Drain the water down to no more than 6 inches from the bottom of the skimmer if you plan to use a standard floating winter cover. Use your pool filter, switched to the "Drain" setting, to empty the pool water. Attach a pool hose to the end of the filter opening that leads to your yard's drain to avoid flooding.
Swimming pool builders often install overflow drains near the rim of the pool that prevent flooding most of the time. If you don't have an overflow drain, or if it is clogged, it is possible for periods of unusually heavy rain to overflow your pool.
A 10,000 gallon pool will take about 14 hours to drain, the maximum rate recommended by the City of Phoenix. It will take twice as long to drain if the pool size is doubled or cut in half.
Even though you can drain your above-ground pool without worrying about the permanent damage to which inground pools are suseptible, that doesn't mean it's something you want. If you absolutely do need to drain your pool, make sure that each of the items on this checklist apply first.
Pool water contains chlorine or bromine, both harmful to plants.

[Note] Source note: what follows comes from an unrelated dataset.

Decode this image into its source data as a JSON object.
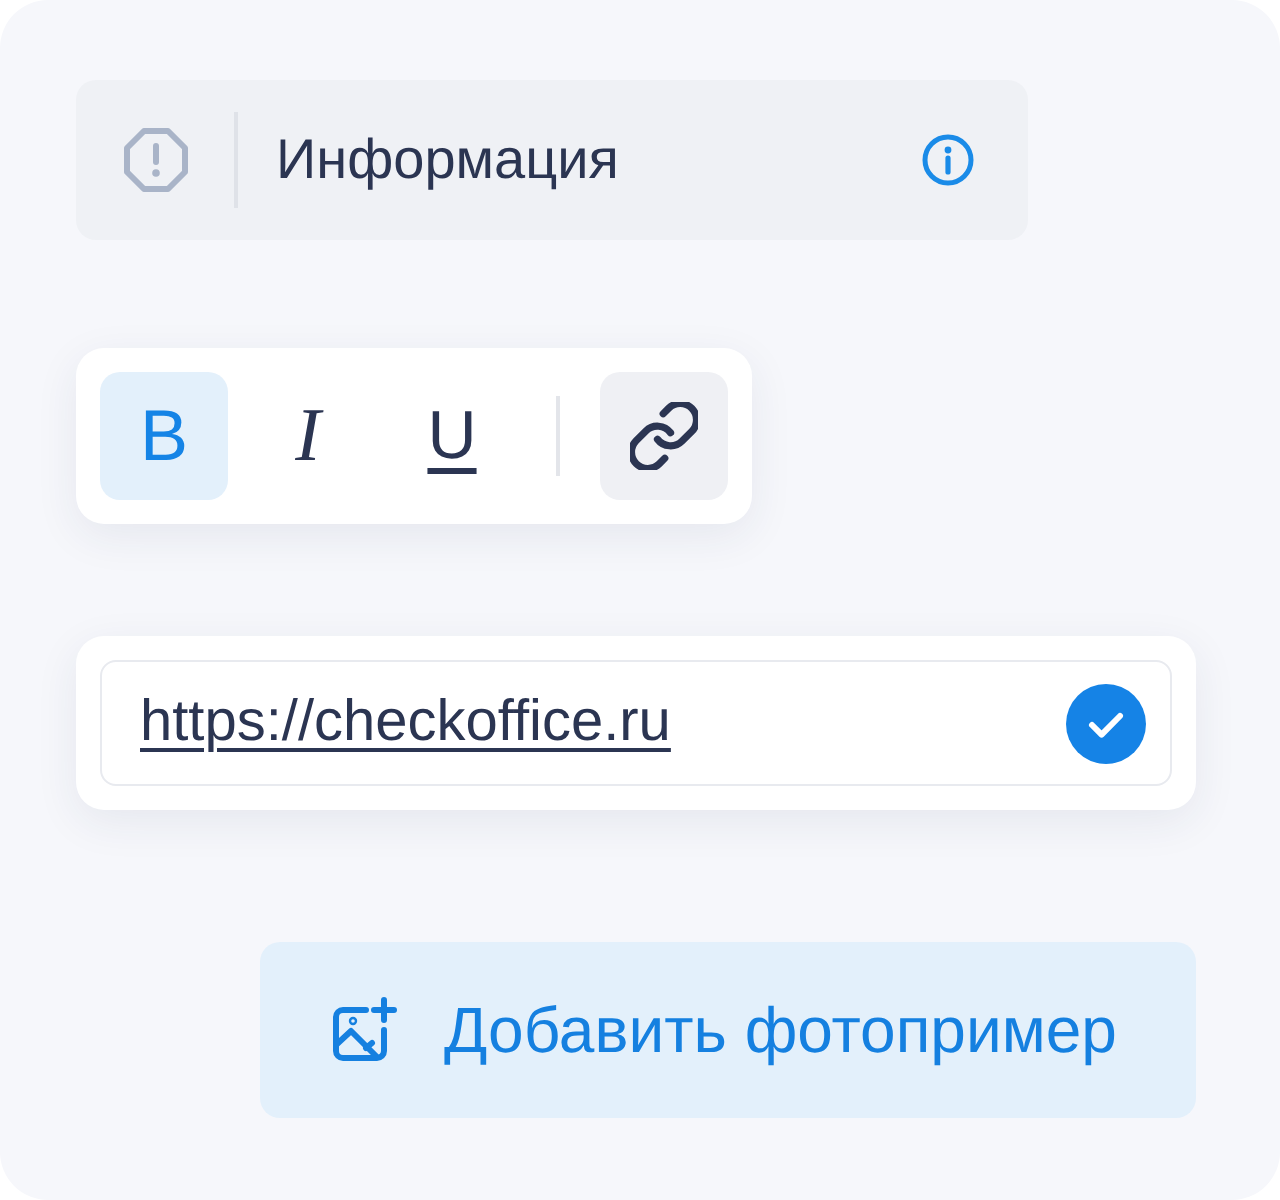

You'll see the results — leaves turning yellow or brown (the whole leaf or just around the edges) and extensive leaf drop. If your pool was uncovered all winter but still treated with chlorine, the chlorine levels might be too high to be safe for plants.
If you plan on using pool water to irrigate your trees, don't add any more chlorine to your pool. After four or five days, test the water. When its chlorine level dips below 0.5 parts per million, the water is safe for most trees.
2 ppm of Chlorine will take up to 4 and a half days or around 110 hours to evaporate from 10 gallons of standing water. Ultraviolet light, water circulation, and aeration will speed up the evaporation process dramatically. Chlorine will last between 6 and 8 minutes in 10 gallons of boiling tap water.
Because there is no main drain on most aboveground pools, you will only be able to lower the water to the bottom of the intake or skimmer, using your aboveground pool filter system. To drain an aboveground pools, either a). Use small submersible electric pump and garden hose, or b).
If you need to drain your pool or spa, discharge of polluted pool water to the sanitary sewer is an option, since the sanitary sewer system is conveyed to a treatment plant where it is designed to remove most chemicals found in pools and spas. Your pool might have a permanent indirect connection to the sanitary sewer.